Theory Y: Views training and development as a way to enhance employees’ personal growth and job satisfaction.
Theory X: Tends to involve specialized and routine tasks, as employees are perceived to be less capable of handling complex and varied roles.
Theory Y: Supports job enrichment and job rotation, allowing employees to engage in a variety of tasks and responsibilities.
Theory X: Managers may resort to punitive measures to resolve conflicts and maintain control.
Theory Y: Encourages collaborative conflict resolution and problem-solving among employees.
Theory X: May lead to a more hierarchical and rigid organizational culture, where decisions are centralized and authority is concentrated.
Theory Y: Fosters a more decentralized and empowering organizational culture, where decision-making is distributed and employees are empowered to contribute.

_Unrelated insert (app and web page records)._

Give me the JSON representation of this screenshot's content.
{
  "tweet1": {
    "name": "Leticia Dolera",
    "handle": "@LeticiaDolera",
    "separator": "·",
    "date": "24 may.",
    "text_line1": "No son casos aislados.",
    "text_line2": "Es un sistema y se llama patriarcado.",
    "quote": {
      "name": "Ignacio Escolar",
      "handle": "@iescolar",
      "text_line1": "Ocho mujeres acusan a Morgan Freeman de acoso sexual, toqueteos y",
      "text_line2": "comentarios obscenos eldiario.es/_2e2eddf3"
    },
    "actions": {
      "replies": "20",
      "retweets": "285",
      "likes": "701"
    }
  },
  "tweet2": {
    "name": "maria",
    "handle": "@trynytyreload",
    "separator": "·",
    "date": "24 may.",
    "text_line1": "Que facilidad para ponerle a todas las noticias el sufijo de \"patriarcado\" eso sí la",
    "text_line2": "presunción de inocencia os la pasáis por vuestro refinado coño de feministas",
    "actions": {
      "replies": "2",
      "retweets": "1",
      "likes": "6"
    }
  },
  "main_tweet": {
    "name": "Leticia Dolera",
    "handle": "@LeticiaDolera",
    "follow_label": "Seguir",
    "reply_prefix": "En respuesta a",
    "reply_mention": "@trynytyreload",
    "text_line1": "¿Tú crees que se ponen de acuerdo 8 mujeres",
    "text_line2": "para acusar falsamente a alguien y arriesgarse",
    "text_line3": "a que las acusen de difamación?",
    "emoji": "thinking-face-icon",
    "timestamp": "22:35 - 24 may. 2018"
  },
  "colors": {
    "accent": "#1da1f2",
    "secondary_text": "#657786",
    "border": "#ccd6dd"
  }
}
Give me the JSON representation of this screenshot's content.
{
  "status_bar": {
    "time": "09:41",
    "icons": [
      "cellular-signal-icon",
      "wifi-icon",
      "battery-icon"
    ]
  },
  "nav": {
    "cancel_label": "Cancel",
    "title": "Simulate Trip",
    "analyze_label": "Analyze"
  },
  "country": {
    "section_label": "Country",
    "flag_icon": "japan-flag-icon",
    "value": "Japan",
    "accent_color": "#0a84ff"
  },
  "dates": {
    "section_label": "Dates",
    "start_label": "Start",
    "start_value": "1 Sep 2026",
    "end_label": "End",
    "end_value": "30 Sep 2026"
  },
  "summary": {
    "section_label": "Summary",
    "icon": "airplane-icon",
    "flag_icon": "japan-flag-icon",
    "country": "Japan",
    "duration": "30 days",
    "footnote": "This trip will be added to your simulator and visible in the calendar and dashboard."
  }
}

Theory X vs Theory Y: Key Takeaways
|Theory X assumes that employees dislike work; they want to avoid it and do not want to take responsibility.
|Theory Y assumes that employees are self-motivated, and flourish on responsibility.
|Theory X gives importance to supervision.
|Theory Y stresses on rewards and recognition.
|In theory X, power and authority should be centralized while at the same time having a hierarchy or chain of command upon which instructions flow.
|Theory Y focuses on decentralizing power and authority while at the same time encouraging greater participation in management decision-making process.
|Under theory X, employees dislike work and will avoid it while at the same time trying to avoid other responsibilities associated with work.
|Theory Y has a perspective that employees are self-motivated and they like work while at the same time taking duties related to work.
|Theory X assumes that people have little capacity for creativity and innovation, should, therefore, be subjected to routine work.
|Under theory Y, people are innovative and creative in nature, and should be given a chance to express their views with respect to the development of the organisation.
|According to theory X, employees are mainly focused on financial rewards and would not work unless they are promised money and other forms of incentives.
|According to theory Y, employees are motivated by non-financial rewards which include achieving organizational goals among others.
|Theory X can be described as an autocratic style of leadership in management.
|Theory Y can be described as democratic and supportive style of management.
|Theory X was the predominant management style during the 20th century.
|Modern organizations increasingly adopt Theory Y management style.